Germany to decide on military aid for Iraq on Sunday: minister

Germany's Foreign Minister Frank-Walter Steinmeier speaks to the media upon his arrival to Baghdad International Airport August 16, 2014. REUTERS/Hadi Mizban/Pool (Reuters)
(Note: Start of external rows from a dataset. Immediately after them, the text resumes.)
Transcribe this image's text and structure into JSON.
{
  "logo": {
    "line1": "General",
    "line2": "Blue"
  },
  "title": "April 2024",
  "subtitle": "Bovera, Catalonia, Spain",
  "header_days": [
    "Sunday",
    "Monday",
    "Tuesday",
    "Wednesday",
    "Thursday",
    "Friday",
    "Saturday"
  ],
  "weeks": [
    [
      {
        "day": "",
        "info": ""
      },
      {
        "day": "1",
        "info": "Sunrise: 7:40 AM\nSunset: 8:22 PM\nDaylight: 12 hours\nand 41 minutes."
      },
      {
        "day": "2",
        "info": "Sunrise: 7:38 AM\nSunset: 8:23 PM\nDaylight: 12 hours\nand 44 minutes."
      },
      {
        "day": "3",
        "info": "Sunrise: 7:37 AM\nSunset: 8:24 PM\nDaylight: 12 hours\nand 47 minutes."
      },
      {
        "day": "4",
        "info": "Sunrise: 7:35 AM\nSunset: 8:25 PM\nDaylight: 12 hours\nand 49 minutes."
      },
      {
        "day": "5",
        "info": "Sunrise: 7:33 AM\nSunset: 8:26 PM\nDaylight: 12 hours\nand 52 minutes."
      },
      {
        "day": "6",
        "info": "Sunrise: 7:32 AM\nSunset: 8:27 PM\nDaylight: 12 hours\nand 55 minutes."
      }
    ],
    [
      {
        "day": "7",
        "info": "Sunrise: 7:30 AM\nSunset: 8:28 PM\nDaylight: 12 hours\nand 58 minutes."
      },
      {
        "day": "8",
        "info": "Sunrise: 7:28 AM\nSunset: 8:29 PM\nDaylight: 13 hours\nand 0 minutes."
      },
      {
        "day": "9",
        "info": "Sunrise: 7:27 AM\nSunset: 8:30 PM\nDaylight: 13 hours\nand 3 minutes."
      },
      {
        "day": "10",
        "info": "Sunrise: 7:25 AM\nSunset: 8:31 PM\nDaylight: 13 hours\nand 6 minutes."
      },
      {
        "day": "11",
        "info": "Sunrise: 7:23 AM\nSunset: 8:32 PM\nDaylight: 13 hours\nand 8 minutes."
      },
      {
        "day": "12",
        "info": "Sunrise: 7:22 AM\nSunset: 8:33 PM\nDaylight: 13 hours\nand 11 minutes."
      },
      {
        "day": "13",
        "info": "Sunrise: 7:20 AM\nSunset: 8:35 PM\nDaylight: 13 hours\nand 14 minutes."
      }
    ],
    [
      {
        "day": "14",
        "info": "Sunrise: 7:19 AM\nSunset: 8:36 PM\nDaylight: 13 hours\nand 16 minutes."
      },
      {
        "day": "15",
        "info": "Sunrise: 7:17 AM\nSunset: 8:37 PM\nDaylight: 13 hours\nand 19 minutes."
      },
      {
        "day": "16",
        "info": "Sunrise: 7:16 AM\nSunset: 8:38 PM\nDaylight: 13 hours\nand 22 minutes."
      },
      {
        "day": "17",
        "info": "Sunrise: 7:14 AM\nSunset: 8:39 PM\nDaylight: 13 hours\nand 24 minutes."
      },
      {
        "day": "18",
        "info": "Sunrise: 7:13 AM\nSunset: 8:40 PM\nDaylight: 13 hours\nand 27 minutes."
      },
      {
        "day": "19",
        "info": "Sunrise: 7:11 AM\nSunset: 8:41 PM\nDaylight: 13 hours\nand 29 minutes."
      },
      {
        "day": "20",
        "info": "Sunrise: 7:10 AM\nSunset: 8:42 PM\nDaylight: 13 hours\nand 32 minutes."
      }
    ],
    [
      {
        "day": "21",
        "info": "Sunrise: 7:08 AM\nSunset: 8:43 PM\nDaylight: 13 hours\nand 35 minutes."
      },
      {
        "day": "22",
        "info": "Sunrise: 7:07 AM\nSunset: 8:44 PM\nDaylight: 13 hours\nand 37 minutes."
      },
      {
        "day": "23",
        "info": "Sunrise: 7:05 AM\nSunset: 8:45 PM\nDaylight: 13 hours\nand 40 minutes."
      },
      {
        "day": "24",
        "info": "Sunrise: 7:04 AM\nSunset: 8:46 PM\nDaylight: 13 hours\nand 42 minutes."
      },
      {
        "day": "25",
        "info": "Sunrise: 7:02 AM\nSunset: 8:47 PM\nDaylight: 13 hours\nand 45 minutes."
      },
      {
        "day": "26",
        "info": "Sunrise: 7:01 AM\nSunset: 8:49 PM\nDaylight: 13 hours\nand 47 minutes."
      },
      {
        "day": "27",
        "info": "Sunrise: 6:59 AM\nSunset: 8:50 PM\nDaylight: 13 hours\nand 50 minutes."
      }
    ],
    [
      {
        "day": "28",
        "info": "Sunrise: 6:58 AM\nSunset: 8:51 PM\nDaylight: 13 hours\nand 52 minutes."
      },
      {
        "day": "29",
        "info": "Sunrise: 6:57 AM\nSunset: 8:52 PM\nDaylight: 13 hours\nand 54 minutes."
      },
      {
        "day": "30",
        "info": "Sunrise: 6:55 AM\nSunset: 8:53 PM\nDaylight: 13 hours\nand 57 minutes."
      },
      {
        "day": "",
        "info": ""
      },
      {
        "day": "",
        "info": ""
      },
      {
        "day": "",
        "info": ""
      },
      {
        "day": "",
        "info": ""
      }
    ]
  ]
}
PRAGUE (Reuters) - Germany will decide on Sunday what specific military aid it will send to Kurdish forces in Iraq to help them fight Islamic State insurgents, with Chancellor Angela Merkel arguing Berlin had to act because hundreds of Germans had joined the insurgents. "The Islamic State has about 20,000 fighters according to our estimates, 2,000 of them from Europe ... of whom probably 400 are from Germany," Merkel said on Wednesday. "So we can't just say it has nothing to do with us - we are implicated." Other EU countries are also concerned about evidence of their citizens, usually those with an Islamic immigrant background, joining Islamist insurgents in Iraq and Syria and then returning home radicalized and posing a security threat. German Foreign Minister Frank-Walter Steinmeier said during a visit to Prague that his country should provide supplies to the Kurds "so they can fight and prevent ISIS from taking over the whole region and creating a caliphate. "The German government has not reached a decision yet today but I believe that a decision should be made on Sunday on concretely what should be supplied," said the German minister. Kurdish forces are allied with the weak Baghdad central government against Islamic State, whose advances have menaced the semi-autonomous Kurdistan region and put in question the survival of oil-producing Iraq as a state. In Prague, meanwhile, the Czech government approved supplying ammunition and hand grenades to Kurdish forces. Czech news agency CTK said the ammunition, worth about $2 million, would be transported to Iraq by U.S. forces. On Wednesday, U.S. Defense Secretary Chuck Hagel said Britain, France, Germany, Italy, Croatia, Canada and Albania had committed to providing "arms and equipment" to Kurdistan. Germany's decision last week to help the Kurds signaled a break with a post-World War Two principle of not sending arms to conflict zones. Merkel has said that what she describes as "genocide" in northern Iraq justifies exceptional measures. German intelligence agencies estimate about 400 people have traveled from Germany to Syria to join the Islamist fighters there, but so far they have not released an estimate of how many Germans are fighting with the Islamic State insurgents in Iraq. Opinion polls suggest the German public has no appetite for getting involved in Iraq's conflict and Merkel has made clear she would not send combat troops there. In a poll by Forsa last week, 63 percent said they were against arming the Kurds. The German opposition has warned that any weapons sent could end up in the wrong hands and demanded a debate in parliament, which is scheduled for Monday. No vote is required but a source in the coalition government, speaking on condition of anonymity, said there might be a non-binding ballot in the Bundestag (lower house). (Reporting by Jan Lopatka and Robert Muller in Prague, Thorsten Severin and Andreas Rinke in Berlin; Writing by Stephen Brown; Editing by Mark Heinrich)